An engaging mix of black and white, drama and comedy with the three main actors portraying totally believable characters. The film becomes emotionally charged at times but is interspersed with some very comical moments. The acting is superb and I did not notice one 'okay' emitting forth from any of the characters. This depicts a well crafted script as most American movies are peppered with this adjective and is something I find very irritating. The film starts on a very serious 'note' but stay with it and you'll reap the reward of having witnessed an excellent movie.
Crazy familial relationships, vast lifestyle differences, and impromptu musical lip-syncing performances. This is The Skeleton Twins, and it is an interesting and emotional film that is sure to have people talking.
The film follows twins Maggie (Kristin Wiig) and Milo (Bill Hader). Separate events lead them to reunite after ten years of silence, and the two take this time to try and realise where their lives went wrong, and how they can fix them.
Going into this film, I had no idea what it was about. I had seen bits and pieces, but I had no indication of the story. Not being the type who adores ‘indie’ films, there were certain elements that I wasn’t attracted to. However, it was an interesting film; but don’t be fooled by the comedic moments, it is an overly emotional film that can pack a punch. Some parts will feel almost cliche, and you can guess where it is going, but you won’t care because the character relationships are the most important things.
With main cast like Bill Hader, Kristin Wiig, Luke Wilson, and Ty Burrell, you can understand why none of the secondary cast stood a chance at getting in the spotlight. The film was a successful combination of comedy and drama, with neither overshadowed by the other. The dramatic moments took up most of the film, and this makes me even more amazed that known comedic actors were even considered for the roles. I don’t know what the casting people saw in those auditions, but I am so glad they made the decisions they did.
I couldn’t pick out anything particularly notable about the directing. It had an indie feel, with less constricted camera movements, but it was nothing special.
One of the main things you will see, and love, about this film, is its realistic characters and dialogue. The conversations - particularly those between the lead brother and sister - were amazing, with Wiig and Hader playing it to near-perfection. I agree with the popular opinion that their quick and engaging rapport is more than likely from their skit history. In keeping with the realism of the film, you can see where co-writer Craig Johnson gave the leads their space to ad-lib their conversations; one about Vibram shoes ending up as Johnson’s favourite scene in the whole film.
Not just talking about that amazing impromptu musical lip-syncing scene, but the whole soundtrack did a good job of boosting the character and script work, without drawing attention to itself.
With all that this film contains, it isn’t much of a surprise that critic and audience reviews have been so positive. Of course its heavy inclusion of a homosexual character has caused some dissension, but nothing from those outside of unofficial online forums.

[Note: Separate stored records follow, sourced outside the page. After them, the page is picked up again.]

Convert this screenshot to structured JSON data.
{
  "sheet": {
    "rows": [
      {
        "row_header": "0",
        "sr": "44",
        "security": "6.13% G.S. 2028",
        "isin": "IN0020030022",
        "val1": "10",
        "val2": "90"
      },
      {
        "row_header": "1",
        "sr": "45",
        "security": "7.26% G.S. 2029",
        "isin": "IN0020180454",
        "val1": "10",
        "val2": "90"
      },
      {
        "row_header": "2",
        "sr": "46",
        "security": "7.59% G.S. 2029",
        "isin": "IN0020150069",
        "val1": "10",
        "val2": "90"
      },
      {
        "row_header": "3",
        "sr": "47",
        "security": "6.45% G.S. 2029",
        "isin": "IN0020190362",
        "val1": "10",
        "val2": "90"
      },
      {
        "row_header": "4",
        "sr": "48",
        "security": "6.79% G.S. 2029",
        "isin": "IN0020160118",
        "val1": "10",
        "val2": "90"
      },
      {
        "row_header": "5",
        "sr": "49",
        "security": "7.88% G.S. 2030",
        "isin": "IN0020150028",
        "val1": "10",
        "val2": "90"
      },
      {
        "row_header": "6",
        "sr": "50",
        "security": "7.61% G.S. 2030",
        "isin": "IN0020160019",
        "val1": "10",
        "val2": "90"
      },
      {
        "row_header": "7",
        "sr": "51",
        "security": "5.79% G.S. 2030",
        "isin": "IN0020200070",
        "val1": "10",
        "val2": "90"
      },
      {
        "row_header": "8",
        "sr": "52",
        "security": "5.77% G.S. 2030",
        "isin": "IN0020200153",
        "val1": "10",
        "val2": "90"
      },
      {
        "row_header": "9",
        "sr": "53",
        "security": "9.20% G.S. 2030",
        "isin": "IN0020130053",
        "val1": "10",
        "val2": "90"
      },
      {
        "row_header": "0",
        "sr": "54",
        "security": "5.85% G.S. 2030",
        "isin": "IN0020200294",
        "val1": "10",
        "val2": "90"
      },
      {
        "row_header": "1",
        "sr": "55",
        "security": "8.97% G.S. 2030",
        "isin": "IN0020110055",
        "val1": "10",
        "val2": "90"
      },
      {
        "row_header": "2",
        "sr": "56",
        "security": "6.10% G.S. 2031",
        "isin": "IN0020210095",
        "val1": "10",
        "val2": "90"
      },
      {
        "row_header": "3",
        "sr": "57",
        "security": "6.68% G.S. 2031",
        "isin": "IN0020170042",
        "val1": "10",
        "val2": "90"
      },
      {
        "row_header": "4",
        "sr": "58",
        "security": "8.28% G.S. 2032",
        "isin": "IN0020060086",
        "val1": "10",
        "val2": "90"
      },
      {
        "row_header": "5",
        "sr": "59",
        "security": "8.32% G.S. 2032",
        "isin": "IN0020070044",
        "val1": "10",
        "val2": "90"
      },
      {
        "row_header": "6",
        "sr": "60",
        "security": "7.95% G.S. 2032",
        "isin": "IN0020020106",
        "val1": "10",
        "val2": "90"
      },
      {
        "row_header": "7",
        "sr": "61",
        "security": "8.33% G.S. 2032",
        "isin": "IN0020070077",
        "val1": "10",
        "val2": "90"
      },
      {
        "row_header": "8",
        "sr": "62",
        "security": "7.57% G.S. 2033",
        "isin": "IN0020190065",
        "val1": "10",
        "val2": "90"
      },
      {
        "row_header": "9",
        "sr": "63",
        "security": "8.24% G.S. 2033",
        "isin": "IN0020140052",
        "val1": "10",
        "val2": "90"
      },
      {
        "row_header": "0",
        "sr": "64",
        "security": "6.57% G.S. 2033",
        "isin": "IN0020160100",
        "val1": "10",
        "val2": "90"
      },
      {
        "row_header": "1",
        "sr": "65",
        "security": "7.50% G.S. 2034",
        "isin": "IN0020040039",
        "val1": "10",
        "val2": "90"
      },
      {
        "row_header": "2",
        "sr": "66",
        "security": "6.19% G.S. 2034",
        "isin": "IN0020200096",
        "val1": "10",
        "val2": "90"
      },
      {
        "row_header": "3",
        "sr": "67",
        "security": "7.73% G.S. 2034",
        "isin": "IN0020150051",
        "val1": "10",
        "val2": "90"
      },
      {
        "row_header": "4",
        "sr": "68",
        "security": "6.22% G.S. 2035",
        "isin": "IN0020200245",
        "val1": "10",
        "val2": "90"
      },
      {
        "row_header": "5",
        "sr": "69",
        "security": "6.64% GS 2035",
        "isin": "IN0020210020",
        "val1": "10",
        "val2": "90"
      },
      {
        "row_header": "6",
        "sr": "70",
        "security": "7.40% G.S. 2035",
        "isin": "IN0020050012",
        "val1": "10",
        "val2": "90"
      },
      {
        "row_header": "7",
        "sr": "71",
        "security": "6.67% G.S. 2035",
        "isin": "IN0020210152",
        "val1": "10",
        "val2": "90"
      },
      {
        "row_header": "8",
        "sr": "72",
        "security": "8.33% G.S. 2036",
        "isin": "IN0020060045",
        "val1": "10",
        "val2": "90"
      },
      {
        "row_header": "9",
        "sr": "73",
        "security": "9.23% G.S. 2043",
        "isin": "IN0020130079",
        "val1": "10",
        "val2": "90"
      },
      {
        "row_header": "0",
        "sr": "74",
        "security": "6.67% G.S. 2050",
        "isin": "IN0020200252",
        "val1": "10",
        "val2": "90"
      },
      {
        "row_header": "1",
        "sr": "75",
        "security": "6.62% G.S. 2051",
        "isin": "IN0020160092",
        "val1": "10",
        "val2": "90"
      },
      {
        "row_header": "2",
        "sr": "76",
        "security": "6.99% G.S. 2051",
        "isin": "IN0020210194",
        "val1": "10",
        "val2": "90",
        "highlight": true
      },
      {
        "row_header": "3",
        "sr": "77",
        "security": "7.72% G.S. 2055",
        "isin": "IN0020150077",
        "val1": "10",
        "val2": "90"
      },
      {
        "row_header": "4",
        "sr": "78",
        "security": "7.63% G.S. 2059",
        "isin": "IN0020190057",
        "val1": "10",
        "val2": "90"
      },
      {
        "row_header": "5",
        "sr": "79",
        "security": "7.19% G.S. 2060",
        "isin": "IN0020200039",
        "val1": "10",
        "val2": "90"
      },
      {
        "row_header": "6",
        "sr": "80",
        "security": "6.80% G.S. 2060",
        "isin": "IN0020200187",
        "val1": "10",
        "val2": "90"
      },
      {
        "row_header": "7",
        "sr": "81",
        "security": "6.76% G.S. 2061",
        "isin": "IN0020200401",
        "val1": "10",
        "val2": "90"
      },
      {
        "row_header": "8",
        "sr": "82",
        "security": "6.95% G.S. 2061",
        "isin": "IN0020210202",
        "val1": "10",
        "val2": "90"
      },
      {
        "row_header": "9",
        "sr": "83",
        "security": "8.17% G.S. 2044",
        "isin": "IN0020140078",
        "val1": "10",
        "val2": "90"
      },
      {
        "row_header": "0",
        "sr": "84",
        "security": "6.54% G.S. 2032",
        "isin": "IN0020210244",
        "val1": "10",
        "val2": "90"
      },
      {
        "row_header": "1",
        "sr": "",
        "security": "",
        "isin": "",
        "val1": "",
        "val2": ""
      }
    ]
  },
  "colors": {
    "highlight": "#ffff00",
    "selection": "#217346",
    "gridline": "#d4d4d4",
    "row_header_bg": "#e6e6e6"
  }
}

I have given it three out of five stars, because even though it is a brilliantly written and performed character study, elements of it felt like they were included only to be edgy and chic.